Twitch warns creators another flood of DMCA takedown notices are being sent out.
The company sent an email to creators over the weekend saying it received a batch of 1,000 individual DMCA takedown notices. All of those claims involve archived broadcasts. Twitch also warns creators that rights holders are using automated tools to find violations and send DMCA takedowns.
Previously, Twitch warned creators to nuke their archived videos that contain music streaming. That’s because Twitch refuses to license music from the Big Three (Universal, Warner, Sony), who are actively seeking out rights violations to force Twitch’s hand. Instead, Twitch is playing whack-a-mole with these DMCA takedown notices on users.

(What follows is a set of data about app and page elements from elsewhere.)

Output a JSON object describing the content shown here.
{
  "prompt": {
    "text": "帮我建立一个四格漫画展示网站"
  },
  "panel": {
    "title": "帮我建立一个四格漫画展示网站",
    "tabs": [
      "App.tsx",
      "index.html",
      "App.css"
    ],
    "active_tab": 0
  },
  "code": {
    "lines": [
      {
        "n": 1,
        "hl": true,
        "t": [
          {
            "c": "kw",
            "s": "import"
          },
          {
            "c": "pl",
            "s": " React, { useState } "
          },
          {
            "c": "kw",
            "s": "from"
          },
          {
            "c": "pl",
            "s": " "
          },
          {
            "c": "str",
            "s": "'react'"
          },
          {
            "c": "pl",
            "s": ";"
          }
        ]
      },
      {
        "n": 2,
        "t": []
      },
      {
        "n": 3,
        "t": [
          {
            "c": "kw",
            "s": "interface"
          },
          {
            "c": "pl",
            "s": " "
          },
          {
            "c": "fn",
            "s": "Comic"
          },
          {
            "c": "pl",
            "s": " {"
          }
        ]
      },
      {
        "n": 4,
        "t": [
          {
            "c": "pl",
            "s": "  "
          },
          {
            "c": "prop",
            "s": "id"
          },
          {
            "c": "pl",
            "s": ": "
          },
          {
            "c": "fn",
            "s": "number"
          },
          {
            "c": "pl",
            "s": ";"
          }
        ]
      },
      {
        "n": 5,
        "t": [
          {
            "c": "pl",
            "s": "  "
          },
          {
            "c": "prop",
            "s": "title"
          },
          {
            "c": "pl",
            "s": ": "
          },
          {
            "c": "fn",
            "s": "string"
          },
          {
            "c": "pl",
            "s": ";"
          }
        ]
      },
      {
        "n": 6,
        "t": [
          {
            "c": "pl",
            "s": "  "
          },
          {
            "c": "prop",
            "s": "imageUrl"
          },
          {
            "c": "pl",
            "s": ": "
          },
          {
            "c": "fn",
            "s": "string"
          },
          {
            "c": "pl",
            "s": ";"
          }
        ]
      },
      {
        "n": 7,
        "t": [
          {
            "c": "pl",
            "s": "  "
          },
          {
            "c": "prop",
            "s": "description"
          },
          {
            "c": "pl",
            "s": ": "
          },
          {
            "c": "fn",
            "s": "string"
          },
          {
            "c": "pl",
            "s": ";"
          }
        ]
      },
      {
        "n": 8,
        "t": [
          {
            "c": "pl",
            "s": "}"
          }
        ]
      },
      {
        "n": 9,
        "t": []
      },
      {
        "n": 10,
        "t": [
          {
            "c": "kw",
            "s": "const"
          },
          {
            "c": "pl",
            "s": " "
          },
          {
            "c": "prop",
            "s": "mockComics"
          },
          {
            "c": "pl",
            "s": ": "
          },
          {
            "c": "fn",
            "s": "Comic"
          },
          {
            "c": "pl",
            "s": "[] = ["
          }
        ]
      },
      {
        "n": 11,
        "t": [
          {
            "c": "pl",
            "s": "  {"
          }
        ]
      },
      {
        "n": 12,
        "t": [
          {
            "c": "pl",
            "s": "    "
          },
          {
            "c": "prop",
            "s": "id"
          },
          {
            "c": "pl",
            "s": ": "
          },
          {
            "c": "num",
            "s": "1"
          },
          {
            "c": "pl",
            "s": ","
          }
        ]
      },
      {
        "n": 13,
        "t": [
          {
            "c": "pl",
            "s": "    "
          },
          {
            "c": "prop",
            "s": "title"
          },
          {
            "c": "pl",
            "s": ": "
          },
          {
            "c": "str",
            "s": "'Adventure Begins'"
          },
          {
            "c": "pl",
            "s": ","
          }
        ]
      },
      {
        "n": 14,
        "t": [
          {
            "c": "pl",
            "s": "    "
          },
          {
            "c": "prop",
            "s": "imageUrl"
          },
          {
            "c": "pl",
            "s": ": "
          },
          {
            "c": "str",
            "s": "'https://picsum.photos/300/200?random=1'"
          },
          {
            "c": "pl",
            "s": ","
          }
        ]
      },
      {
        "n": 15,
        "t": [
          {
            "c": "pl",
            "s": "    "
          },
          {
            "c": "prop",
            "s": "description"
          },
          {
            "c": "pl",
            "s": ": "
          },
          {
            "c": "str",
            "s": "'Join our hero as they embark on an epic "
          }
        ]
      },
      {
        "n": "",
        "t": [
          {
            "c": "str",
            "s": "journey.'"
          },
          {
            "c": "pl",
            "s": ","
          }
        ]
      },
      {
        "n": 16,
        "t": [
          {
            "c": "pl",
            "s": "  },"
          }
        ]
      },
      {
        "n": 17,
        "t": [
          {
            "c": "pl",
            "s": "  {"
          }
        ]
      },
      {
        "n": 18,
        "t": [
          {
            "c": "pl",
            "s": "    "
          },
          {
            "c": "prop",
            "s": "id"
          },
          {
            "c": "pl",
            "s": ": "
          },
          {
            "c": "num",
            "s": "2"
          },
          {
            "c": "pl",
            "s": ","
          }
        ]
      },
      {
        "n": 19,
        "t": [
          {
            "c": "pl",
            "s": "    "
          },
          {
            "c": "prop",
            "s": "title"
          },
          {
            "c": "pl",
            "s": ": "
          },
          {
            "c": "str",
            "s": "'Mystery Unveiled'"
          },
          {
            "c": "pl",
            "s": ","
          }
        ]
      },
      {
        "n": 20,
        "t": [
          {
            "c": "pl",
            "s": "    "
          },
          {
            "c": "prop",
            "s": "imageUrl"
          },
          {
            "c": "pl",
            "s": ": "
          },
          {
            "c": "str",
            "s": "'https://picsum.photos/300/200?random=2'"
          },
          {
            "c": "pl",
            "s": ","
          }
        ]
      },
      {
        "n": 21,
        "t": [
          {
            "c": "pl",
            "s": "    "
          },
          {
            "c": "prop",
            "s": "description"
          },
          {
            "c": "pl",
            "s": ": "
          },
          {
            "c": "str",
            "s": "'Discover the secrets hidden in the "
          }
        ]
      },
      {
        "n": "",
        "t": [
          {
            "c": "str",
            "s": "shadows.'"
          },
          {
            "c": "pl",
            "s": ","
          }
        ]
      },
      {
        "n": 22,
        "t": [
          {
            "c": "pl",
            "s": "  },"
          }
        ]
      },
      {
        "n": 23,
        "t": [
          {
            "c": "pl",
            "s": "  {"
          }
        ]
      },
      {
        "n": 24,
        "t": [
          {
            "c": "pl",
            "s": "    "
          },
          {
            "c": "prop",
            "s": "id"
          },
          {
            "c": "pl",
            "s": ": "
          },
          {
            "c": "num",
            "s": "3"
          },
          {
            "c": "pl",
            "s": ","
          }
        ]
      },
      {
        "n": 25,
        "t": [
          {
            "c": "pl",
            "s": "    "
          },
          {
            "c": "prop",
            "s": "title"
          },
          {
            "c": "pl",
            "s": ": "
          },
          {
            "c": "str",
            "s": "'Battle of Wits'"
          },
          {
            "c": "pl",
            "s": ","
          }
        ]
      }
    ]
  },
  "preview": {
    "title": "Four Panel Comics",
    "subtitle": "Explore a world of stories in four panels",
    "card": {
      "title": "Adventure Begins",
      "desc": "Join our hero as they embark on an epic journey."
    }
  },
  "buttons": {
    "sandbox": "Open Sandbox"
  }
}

Twitch streamers who want to avoid DMCA takedown notices should only use rights-cleared music. Digital Music News has created a guide on how to make sure your music is Twitch-safe. At this point, ensuring music is Twitch-safe is the only way to avoid receiving an email like this:
“We are committed to being more transparent with you about DMCA,” the Twitch email begins. “We recently received a batch of DMCA takedown notifications with about 1,000 individual claims from music publishers. All of the claims are for VODs, and the vast majority target streamers listening to background music while playing video games or IRL streaming.”
“Based on the number of claims, we believe these rights holders used automated tools to scan and identify copyrighted music in creators’ VODs and clips, which means that they will likely send further notices,” Twitch warns about the DMCA takedown notice flood.
“We are actively speaking with music labels about solutions that could work for creators as well as rights holders. This is our first such contact from the music publishing industry (there can be several owners from a single piece of music). We are disappointed they decided to send takedowns when we are willing and ready to speak to them about solutions.”
Twitch told its creators last year to nuke their VOD and Clips archives that contain music. That’s because the content creation site doesn’t license music properly – unlike YouTube, Facebook, TikTok, Snapchat, and several other content creation sites. Twitch has tried to address the problem by expanding the amount of free-to-use songs it offers for streamers. But most streamers want to play copyrighted music for their audience, which requires Twitch to sign music licenses.
Twitch acts like it is in a hard place with the music industry here, but it’s not. A licensing agreement could be hammered out to resolve these issues for Twitch, the music industry, and creators.